Letter from the Editor
Published: Tuesday, September 4, 2012
Updated: Tuesday, September 11, 2012 19:09
During an election year, our country divides into groups based on political beliefs. We are faced with questions about health care, immigration, the economy, abortion, gay marriage, gun laws and more. There are some issues we feel strongly about and some we are not sure what to think.
As a student, mother, wife and recently sworn federal employee, I wear many different hats. It seems each issue comes with a different response from me depending on which hat I am wearing. But there is a common ground we all share, democratics, republicans and independents alike.
It seems it takes a tragedy for us to become patriots.
Immediately following 9/11, you couldn’t pass three houses without seeing an American flag displayed.
Last week, I met a gentleman who is riding his bike across the country in the Long Road Home project. He, along with four other cyclists, started in Seattle and will end their journey in Washington D.C. When the cyclists arrived in Omaha, they had been on the road for six weeks and expected to be on the road another six weeks. They are riding in a tribute to our veterans. When I spoke to him about his ride, which he is making with a hand cycle as he is disabled, I asked him how he is able to make such a trip in the heat and for so long.
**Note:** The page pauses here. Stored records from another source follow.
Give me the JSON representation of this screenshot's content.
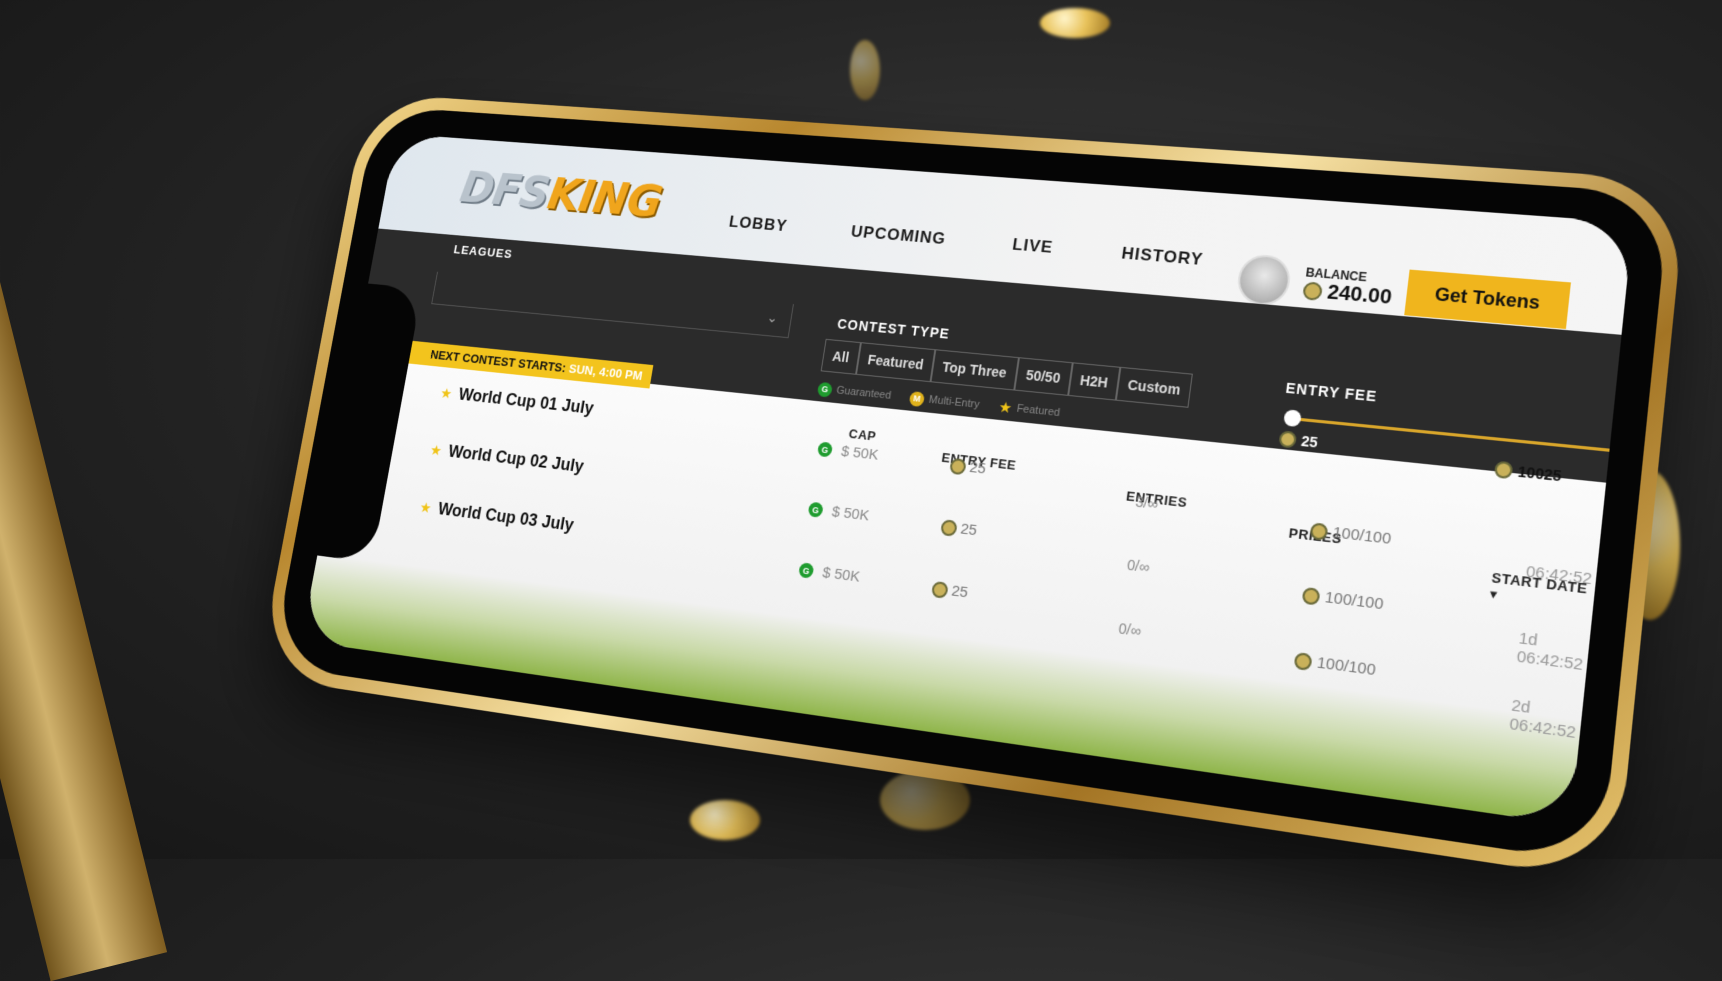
{
  "app": {
    "logo_part1": "DFS",
    "logo_part2": "KING"
  },
  "nav": {
    "items": [
      {
        "label": "LOBBY"
      },
      {
        "label": "UPCOMING"
      },
      {
        "label": "LIVE"
      },
      {
        "label": "HISTORY"
      }
    ]
  },
  "account": {
    "balance_label": "BALANCE",
    "balance_value": "240.00",
    "get_tokens_label": "Get Tokens"
  },
  "filters": {
    "leagues_label": "LEAGUES",
    "contest_type_label": "CONTEST TYPE",
    "contest_types": [
      "All",
      "Featured",
      "Top Three",
      "50/50",
      "H2H",
      "Custom"
    ],
    "legend": {
      "guaranteed": "Guaranteed",
      "multi_entry": "Multi-Entry",
      "featured": "Featured",
      "g_badge": "G",
      "m_badge": "M"
    },
    "entry_fee_label": "ENTRY FEE",
    "entry_fee_min": "25",
    "entry_fee_max": "10025"
  },
  "next_contest": {
    "label": "NEXT CONTEST STARTS:",
    "value": "SUN, 4:00 PM"
  },
  "table": {
    "headers": {
      "cap": "CAP",
      "entry_fee": "ENTRY FEE",
      "entries": "ENTRIES",
      "prizes": "PRIZES",
      "start_date": "START DATE ▾"
    },
    "rows": [
      {
        "name": "World Cup 01 July",
        "cap": "$ 50K",
        "fee": "25",
        "entries": "3/∞",
        "prizes": "100/100",
        "date": "06:42:52",
        "action": "✎"
      },
      {
        "name": "World Cup 02 July",
        "cap": "$ 50K",
        "fee": "25",
        "entries": "0/∞",
        "prizes": "100/100",
        "date": "1d 06:42:52",
        "action": "→"
      },
      {
        "name": "World Cup 03 July",
        "cap": "$ 50K",
        "fee": "25",
        "entries": "0/∞",
        "prizes": "100/100",
        "date": "2d 06:42:52",
        "action": "→"
      }
    ]
  },
  "colors": {
    "accent": "#f0b51d",
    "guaranteed": "#1f9c2f",
    "gold_frame": "#c9973a"
  }
}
The veteran said he doesn’t need any motivation other than the vision of his American flag hanging on his bike. He told me it is enough to remember how much our country’s veterans have endured, and he can keep pushing forward.
We can all take a lesson from this man. Beyond patriotism, it is basic humanism. We don’t all need to ride a bike across the country to honor veterans.
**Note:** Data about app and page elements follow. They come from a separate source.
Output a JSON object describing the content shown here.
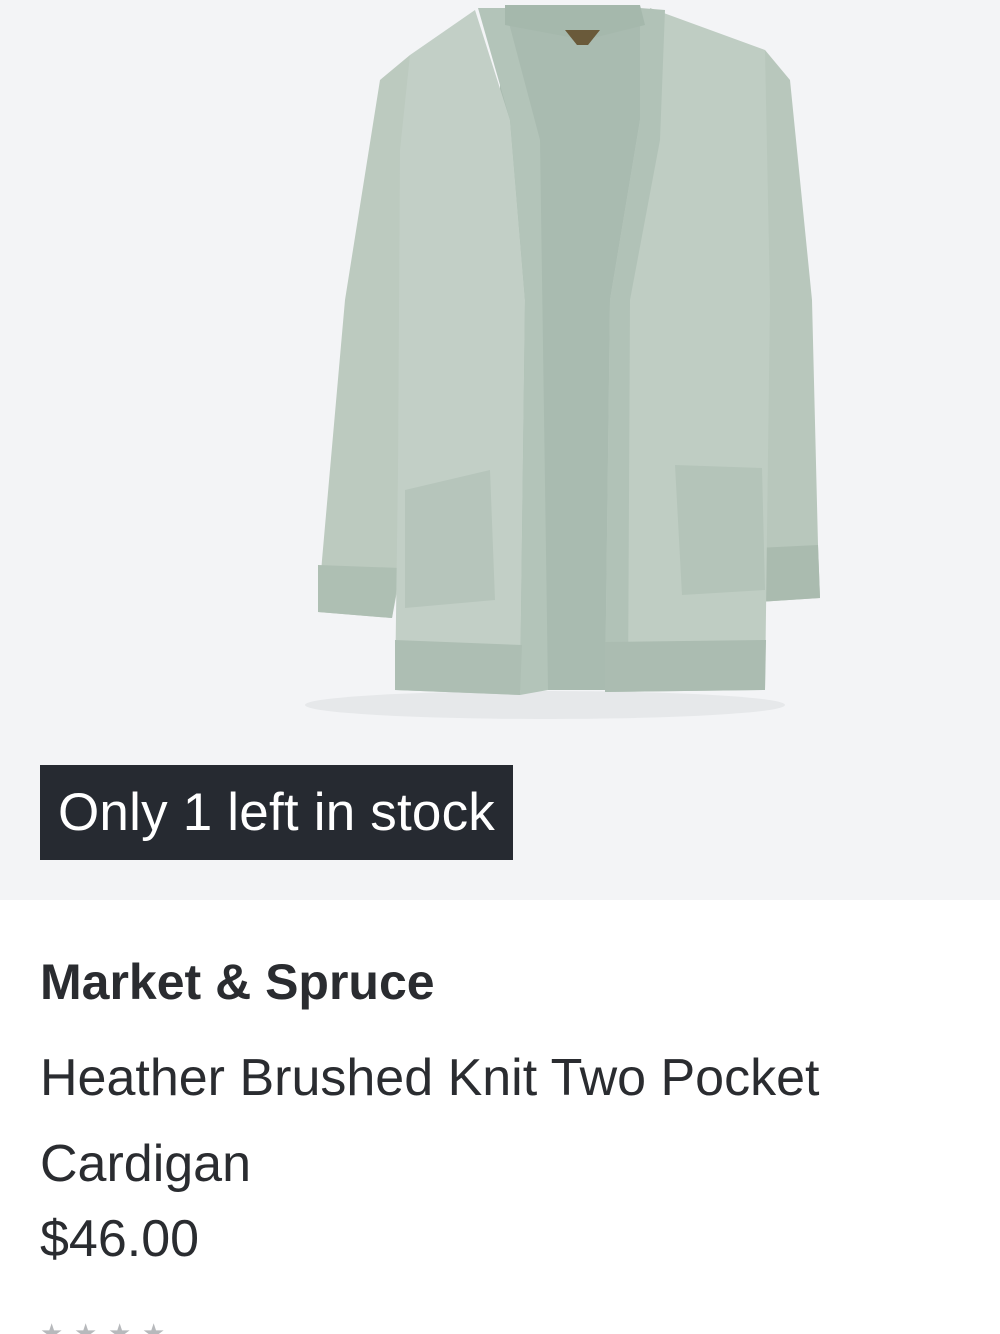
{
  "product": {
    "stock_badge": "Only 1 left in stock",
    "brand": "Market & Spruce",
    "name": "Heather Brushed Knit Two Pocket Cardigan",
    "price": "$46.00",
    "image_icon": "cardigan-image",
    "colors": {
      "badge_bg": "#262a31",
      "media_bg": "#f3f4f6",
      "garment": "#b9c8bf"
    }
  }
}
But we can make a point to be kinder. When you see someone who could use a hand, give it. Do not hesitate to thank a soldier, a veteran, a doctor, a teacher, a police officer, a firefighter. Don’t be afraid to say you are proud to be an American. Because foreign policy, capitalism and economics do not define us. What defines us is our need to be better.
Since our country was founded, we have pushed towards a better future. We make a difference in this world and we value human life. Don’t forget what we were reminded of after we watched the horror unfold in September of 2001. Our differences make us progressive, but our hearts make us American.